Turkey stars 5

These themes are delved into sensitively but bravely. Madeline’s sexuality is a point of contention at times, as a woman in a lesbian relationship with past heterosexual relationships, she initially refuses to identify as a lesbian, and then, after having sex with a man, adamantly admits that she is a lesbian despite his protestations. This confusion around sense of self and identity appears in other subtle ways; for example, Madeline’s determination that the baby be born with someone’s sperm who they know.

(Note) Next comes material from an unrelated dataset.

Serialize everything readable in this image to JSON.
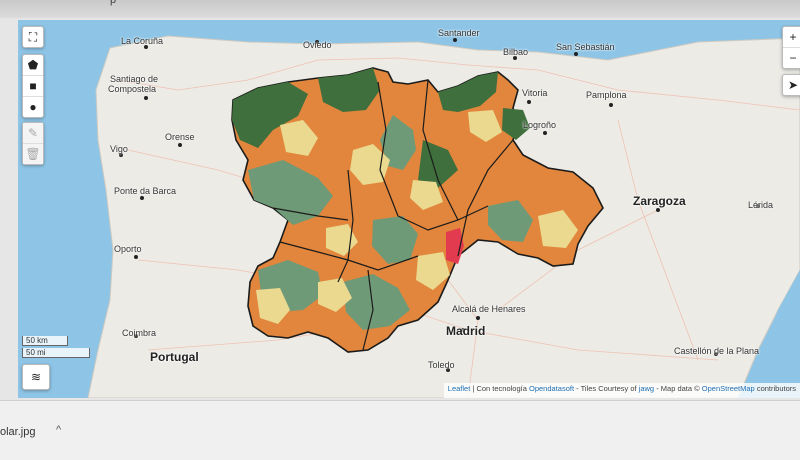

There is a running conflict between Madeline and her partner Toni concerning the ethics of motherhood and the duty of parents. Madeline is all about obeying your own desires and Toni is considering the greater picture. As Toni says, ‘Children need more than love’. Which yes, is not perhaps the reaction one would want when you’re asking someone to start a family with you. But for a lot of young people today this is a major concern and factor when considering whether or not to have kids. It should surely be our duty to know that we can provide financial support, shelter, and education for our children. But despite this it is also valid for Madeline to want to be a mother and be determined to make it work, and at 32 she feels she has waited long enough and the time is now.  


Most striking to me was the cyclical and interconnectedness that life and death have in this play. It is a hard thing for a show to be about life and death, and often if someone says to me, ‘oh it’s about life and death’, I do an internal eye roll. But ‘Turkey’ succeeds in taking life and death in all it’s great cosmic scale and reducing it down to three normal people in a not so normal situation, while losing none of the power and poignancy of great tragedies. Madeline’s late ex-boyfriend Ben is a profound presence, as is the baby that is yet to be conceived. Life and death, although not tangibly present, are constantly thrumming through every scene of the play.


The performances were strong all round, with all three actors bringing out the light and shade of their characters. Peyvand Sadeghian as Madeline is likeable and charismatic, and despite her manipulative side, is clearly very full of love for Toni, Michael and his son Ben. She had an ease and understatement about her that was refreshing and compelling to watch.  


Harriet Green as Toni can at times be prickly, even abrasive, but is very clearly in love with Madeline. It’s her naturalism on stage that makes her storyline utterly, utterly heartbreaking, and ends up making her probably the most sympathetic character. A strong, smart and committed young woman, whose heart gets broken.  Watching Green play it, like any great piece of acting, one is reminded of those romantic traumas from one’s own past.


Robertson as Michael is the definition of ‘a decent sort of bloke’; he is kind, warm, and full of love for Madeline and grief for his son. A university lecturer, a man with a great mind, but is manipulated by Madeline and Robertson.  He plays the turn from delight to horror delicately, brimming with emotion, but never sentimentality.  


Turkey is one of those plays that is simultaneously incredibly easy and incredible difficult to watch. The writing sweeps you along through each scene, switching quickly from charming romance, to black comedy, to menace and tension and ultimately heart break and betrayal. You can’t stop watching, although sometimes you wish you could when the pain of the characters is so palpable. It has it all, and thanks to brilliant direction, and an eminently talented cast this show is something truly special.



Directed by Niall Phillips

Written by Frankie Meredith

The Hope Theatre

25th September – 14th October

Get your tickets here –


Verity Williams is a poet, actor, playwright, dog enthusiast and committed gin drinker (not necessarily in that order). Born and raised in Dorset, Verity has a BA in English and Drama from Royal Holloway, an MA in Creative Writing from Bath Spa and an MA in Acting from East 15. @Verity_W_